It’s been two weeks since I made the journey up North to Harrogate, and it already seems a world away, and yet at the same time, for now at least, and for reasons both good and not so good, it’s not a festival I am going to forget in a hurry.
Following the opening party on Thursday night, I took a spill on the hotel steps, and ended up spending the early hours of Friday morning in a local accident and emergency department, before returning to the festival to spend the rest of the weekend making my way around on crutches.
After last years proposal, this was a source of some merriment among some of the more regular festival goers who were keen to discover what the plan was for next year to ensure that everyone attending knows who I am…. Still as can be seen from Col Bury’s Harrogate write up, I wasn’t the only one to leave the festival with more than a few bruises.
So the not so good news is I’m still suffering quite a lot of pain, although I’m walking around unaided, but being positive, injury aside, I still managed to come back from the festival with an impressive amount of books, mainly due to directing my friends between events and giveaways by means of a waving crutch. I now have a great excuse to spend all my spare time with my feet up and I’ve plenty to keep me busy for a while, all I need to do is remember to post my reviews!
Also as I was once more attending the festival as a representative of CrimeSquad.com, the website run by the fabulous Chris Simmons for whom I also review and report for, I was lucky enough to spend some time in the company of both Hakan Nesser and Arnaldur Indridason, two fantastic gentlemen, who were both an easy delight to talk too – You can read my interviews with both of them over on the CrimeSquad.com Harrogate Microsite
Missing You by Harlan Coben, master of fast paced novels where the hidden pasts of ordinary people come back to haunt them with a killer twist at the end. Guaranteed thrillers.
N is For
Natural Causes by James Oswald. First of the so far four strong Inspector McLean series, fabulous reads that keep getting better and better. Carefully pictured here with what James calls a Heilan Coo cushion, because when he’s not writing he breeds these handsome cows.
O is For
On What Grounds by Cleo Coyle, if you like a good coffee and your crime a little cosier, head over to this coffee shop mystery series.
Quentin Bates. Author of the Icelandic based novels featuring Officer Gunnhilder. Frozen Out is the first in this series atmospheric, dark and intricately plotted masterpieces.
R is For
Reykjavik Nights by Arnaldur Indridason. Another Icelandic based series, the 10th of Indridasons books to be translated into English sees us going back to the roots of my favourite damaged detective, Erlendur.
You see what I did there? Top Five & Top Ten book lists are great don’t get me wrong, but what happens if I can think of six standout books of the year or can only get up to say four, or nine? and how do I say one is so much better than the other that it deserves to be No 1 and the other No 5?
So here in no particular order and of no significant number are the books I read this year that have left enough of an impression on me that I consistently recommend them to anyone who asks what they should read.
To paraphrase an old catchphrase when it comes to The Cry, “Ignore what it says on the tin.” I’ve recommended this book to a lot of people, even lending my own copy out several times.
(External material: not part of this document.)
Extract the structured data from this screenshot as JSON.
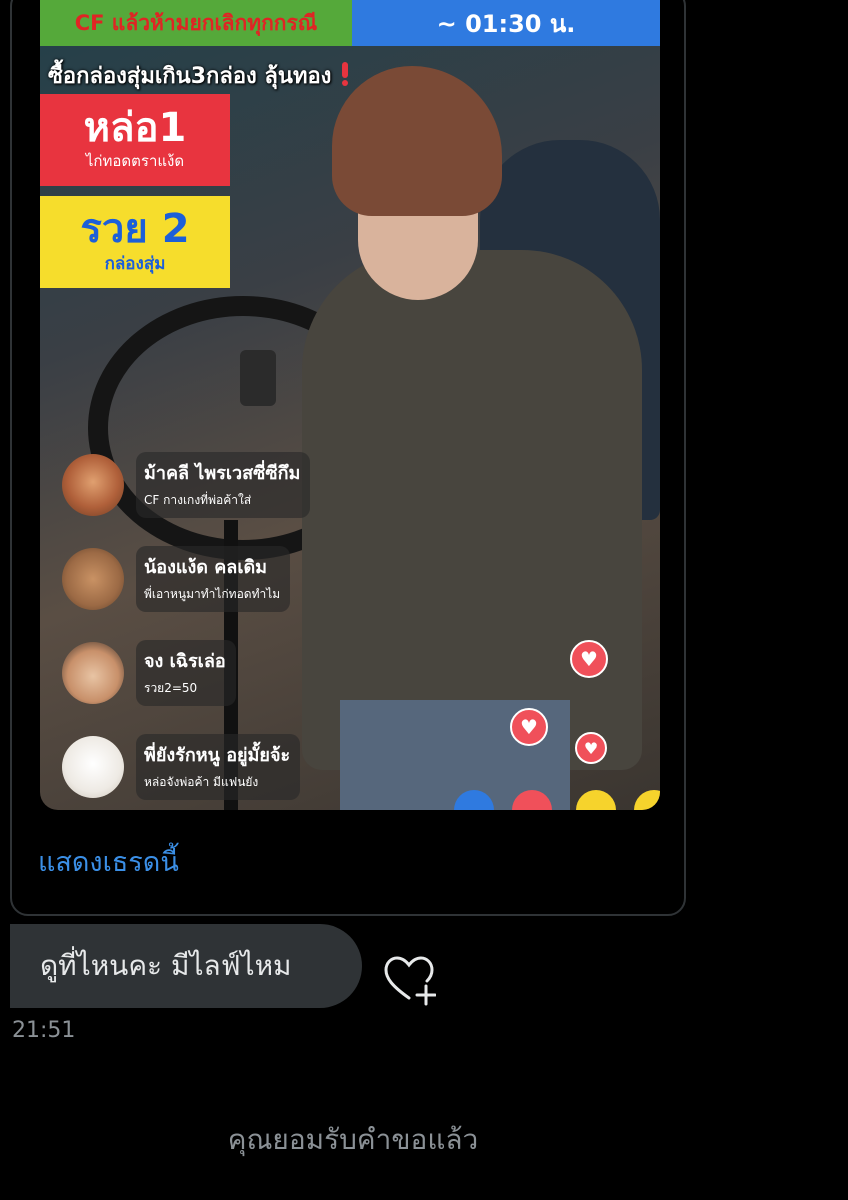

Most have read the synopsis on the back and said “it’s not for me.” To them all I have said one thing, “trust me, just read the first few chapters…” It’s all I’ve ever needed to say. The book has been devoured and enjoyed by everyone. It’s one of those times when the old adage rings perfectly true.
I was privileged enough to be given a copy of Dead Gone by Luca back in July and whilst the paperback isn’t out until next year, the e-book is already available so I’m personally classing it as a book of 2013. Don’t be surprised however to see this touted around everywhere next year as a ‘book of 2014.’ Expect to hear it talked about a lot, it is simply that good.
If this is the only Indridason book you ever read you’ll be disappointed, not at the book per se as it’s a decent standalone but at the fact I recommended it. The reason for that is simple, this is a book for hardened Indridason fans, only if you’ve followed this series from the beginning can you appreciate it in its fullness for its completion of a story. Compare it to being a devoted fan of Agatha Christie’sHercule Poirot then finally reading ‘Curtain‘ and you’ll have an inkling at just how great this book really is.
Apparently The Stranglers Honeymoon is book nine of ten Inspector Van Veeteran books and the latest translated into English. I say apparently, because I’d never read one before. The good point is I really didn’t need to have read them to enjoy this. The better point? I’m now in the middle of sourcing the other eight.